Rather than being a virtual assistant similar to Apple’s Siri, Microsoft’s Cortana, Amazon’s Alexa or Google Now, Moneypenny is apparently powered by humans, similar to a concierge system.
The service is being tested within Facebook’s Messenger app, which has recently been broken away from the core Facebook social network experience to create a separate messaging system and secondary platform that can be used without a Facebook account.
It is likely to form part of the social network’s push to capture users outside its ecosystem, as illustrated by its purchase of WhatsApp and other apps and services, including photo-sharing service Instagram.
According to the Information, Facebook is currently testing the system internally, which is designed to aid in the researching and ordering of products. Facebook has declined to comment.
Several other services have attempted the human touch, rather than using algorithms and machine learning to deliver information via a virtual assistant-style interface.
Magic, GoButler and Operator all do similar things, operating a concierge-like system.
With Amazon recently breaking out its Alexa digital assistant from its Echo speaker, and Microsoft bringing its Cortana AI to Windows and other platforms, the first major battle between humans and machines may be fought in the world of online personal assistants.
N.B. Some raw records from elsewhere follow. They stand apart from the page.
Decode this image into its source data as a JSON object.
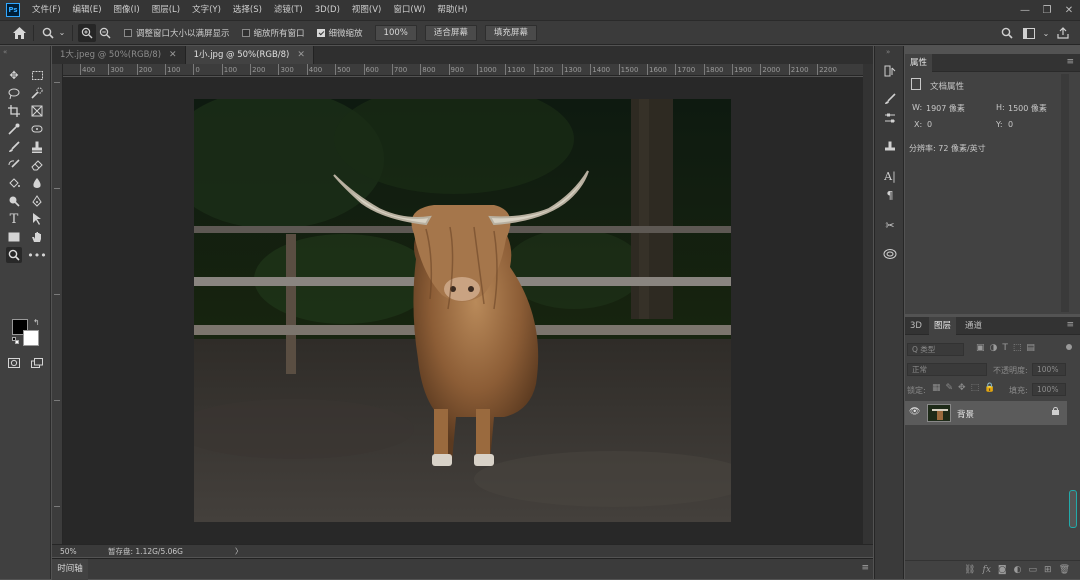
{
  "app": {
    "logo": "Ps"
  },
  "menu": [
    "文件(F)",
    "编辑(E)",
    "图像(I)",
    "图层(L)",
    "文字(Y)",
    "选择(S)",
    "滤镜(T)",
    "3D(D)",
    "视图(V)",
    "窗口(W)",
    "帮助(H)"
  ],
  "window_controls": {
    "minimize": "—",
    "restore": "❐",
    "close": "✕"
  },
  "options": {
    "resize_windows_label": "调整窗口大小以满屏显示",
    "zoom_all_label": "缩放所有窗口",
    "scrubby_zoom_label": "细微缩放",
    "zoom_value": "100%",
    "fit_screen": "适合屏幕",
    "fill_screen": "填充屏幕"
  },
  "tabs": [
    {
      "label": "1大.jpeg @ 50%(RGB/8)",
      "close": "✕"
    },
    {
      "label": "1小.jpg @ 50%(RGB/8)",
      "close": "✕"
    }
  ],
  "ruler": {
    "top": [
      "400",
      "300",
      "200",
      "100",
      "0",
      "100",
      "200",
      "300",
      "400",
      "500",
      "600",
      "700",
      "800",
      "900",
      "1000",
      "1100",
      "1200",
      "1300",
      "1400",
      "1500",
      "1600",
      "1700",
      "1800",
      "1900",
      "2000",
      "2100",
      "2200"
    ]
  },
  "status": {
    "zoom": "50%",
    "scratch": "暂存盘: 1.12G/5.06G",
    "arrow": "〉"
  },
  "timeline": {
    "label": "时间轴"
  },
  "properties": {
    "tab": "属性",
    "doc_label": "文档属性",
    "w_label": "W:",
    "w_value": "1907 像素",
    "h_label": "H:",
    "h_value": "1500 像素",
    "x_label": "X:",
    "x_value": "0",
    "y_label": "Y:",
    "y_value": "0",
    "resolution": "分辨率: 72 像素/英寸"
  },
  "layers": {
    "tabs": [
      "3D",
      "图层",
      "通道"
    ],
    "filter_placeholder": "Q 类型",
    "blend_mode": "正常",
    "opacity_label": "不透明度:",
    "opacity_value": "100%",
    "lock_label": "锁定:",
    "fill_label": "填充:",
    "fill_value": "100%",
    "layer_name": "背景"
  },
  "colors": {
    "accent": "#31a8ff",
    "foreground": "#000000",
    "background": "#ffffff"
  }
}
This article was written by Samuel Gibbs, for theguardian.com on Tuesday 14th July 2015 12.08 Europe/Londonguardian.co.uk © Guardian News and Media Limited 2010